Devine had eight more balls after that to pick up another wicket and join Stafanie Taylor in a rare club of cricketers with 1,000 runs and 50 victims in T20Is. The record did not come through, but she was hardly complaining about it.
Australia Women Won By Six Wickets
Match Report: On a Nagpur pitch that did not offer the turn expected of it, Australia Women beat South Africa Women by six wickets under lights in an ICC Women’s World Twenty20 Group A match on Friday (March 18).
After South Africa won the toss and batted, it failed to cash in on a positive start, only managing 102 for 6. After an early scare in their reply, Australia coasted to the target with nine balls to spare.
Alex Blackwell, who came out to the toss as Meg Lanning was recovering from an upset stomach, batted serenely despite some early wickets, and top scored with an unbeaten 42 off 46 balls. For the South Africans, Dane van Niekerk stood out with her innings of 45 in 47 balls at the top of the order, but the middle order imploded and it eventually fell well short of a par score.
Australia was rattled early in its chase by a fiery couple of overs from Shabnim Ismail, who castled Alyssa Healy and had Elyse Villani chopping on. Marizanne Kapp then removed Ellyse Perry for nought to have Australia at 9 for 3 in the fourth over.
With Lanning being off the field for some time, she could not bat at her usual No. 3, and South Africa sniffed an upset. The frenzy abated, though, when Ismail was taken off, as Blackwell and Jess Jonassen added 44 for the fourth wicket, taking 12 runs off the ninth over to break the shackles.
Jonassen was stumped with 49 still needed, when Lanning walked in and showed no signs of poor health.
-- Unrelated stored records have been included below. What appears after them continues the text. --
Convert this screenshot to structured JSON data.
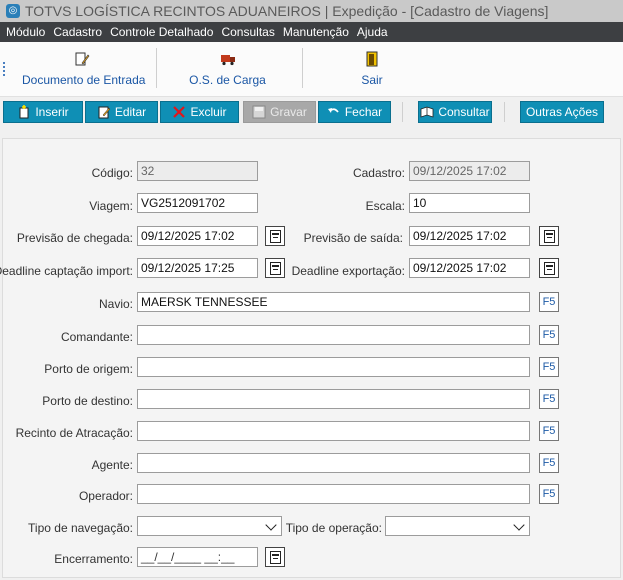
{
  "window": {
    "title": "TOTVS LOGÍSTICA RECINTOS ADUANEIROS | Expedição - [Cadastro de Viagens]"
  },
  "menu": [
    "Módulo",
    "Cadastro",
    "Controle Detalhado",
    "Consultas",
    "Manutenção",
    "Ajuda"
  ],
  "shortcuts": {
    "doc_entrada": "Documento de Entrada",
    "os_carga": "O.S. de Carga",
    "sair": "Sair"
  },
  "toolbar": {
    "inserir": "Inserir",
    "editar": "Editar",
    "excluir": "Excluir",
    "gravar": "Gravar",
    "fechar": "Fechar",
    "consultar": "Consultar",
    "outras": "Outras Ações"
  },
  "form": {
    "codigo": {
      "label": "Código:",
      "value": "32"
    },
    "cadastro": {
      "label": "Cadastro:",
      "value": "09/12/2025 17:02"
    },
    "viagem": {
      "label": "Viagem:",
      "value": "VG2512091702"
    },
    "escala": {
      "label": "Escala:",
      "value": "10"
    },
    "previsao_chegada": {
      "label": "Previsão de chegada:",
      "value": "09/12/2025 17:02"
    },
    "previsao_saida": {
      "label": "Previsão de saída:",
      "value": "09/12/2025 17:02"
    },
    "deadline_import": {
      "label": "Deadline captação import:",
      "value": "09/12/2025 17:25"
    },
    "deadline_export": {
      "label": "Deadline exportação:",
      "value": "09/12/2025 17:02"
    },
    "navio": {
      "label": "Navio:",
      "value": "MAERSK TENNESSEE"
    },
    "comandante": {
      "label": "Comandante:",
      "value": ""
    },
    "porto_origem": {
      "label": "Porto de origem:",
      "value": ""
    },
    "porto_destino": {
      "label": "Porto de destino:",
      "value": ""
    },
    "recinto": {
      "label": "Recinto de Atracação:",
      "value": ""
    },
    "agente": {
      "label": "Agente:",
      "value": ""
    },
    "operador": {
      "label": "Operador:",
      "value": ""
    },
    "tipo_navegacao": {
      "label": "Tipo de navegação:",
      "value": ""
    },
    "tipo_operacao": {
      "label": "Tipo de operação:",
      "value": ""
    },
    "encerramento": {
      "label": "Encerramento:",
      "value": "__/__/____ __:__"
    },
    "f5_label": "F5"
  }
}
She combined with Blackwell to guide the world champion home with no further hiccups, hitting five fours in her 30 off just 19 balls, which earned her the Player of the Match award. By the time Ismail came back to bowl two of the last three overs, the Australians needed just 13 runs. Nine balls later, the target was achieved, with Ismail’s fourth over going unused.
Earlier, South Africa got off to a robust start, but the openers were guilty of not being able to raise the tempo after getting their eye in. Van Niekerk and Trisha Chetty (34 in 41 balls) bade their time in the first four overs, but took 26 runs off the next two, to give them a respectable 39 for no loss after the Power Play.
Van Niekerk, in particular, looked in imperious form, stepping out and dismissing Rene Farrell for six over long-on, a monster hit that went into the stands. However, once Lanning spread the field, South Africa found the boundary only once more in the next 14 overs.
The Australian catching first blew cold and then red hot. Erin Osborne and Perry dropped both the openers off their own bowling, but after that, Australia took four brilliant catches to snuff the life out off the middle order. The best of the lot was Sarah Coyte’s effort at point, where she dived to her left to dismiss Dinesha Devnarain’s full-blooded stroke.
Perry and Lauren Cheatle then picked up two wickets each on a pitch where the spinners were expected to hold sway, and South Africa finished tamely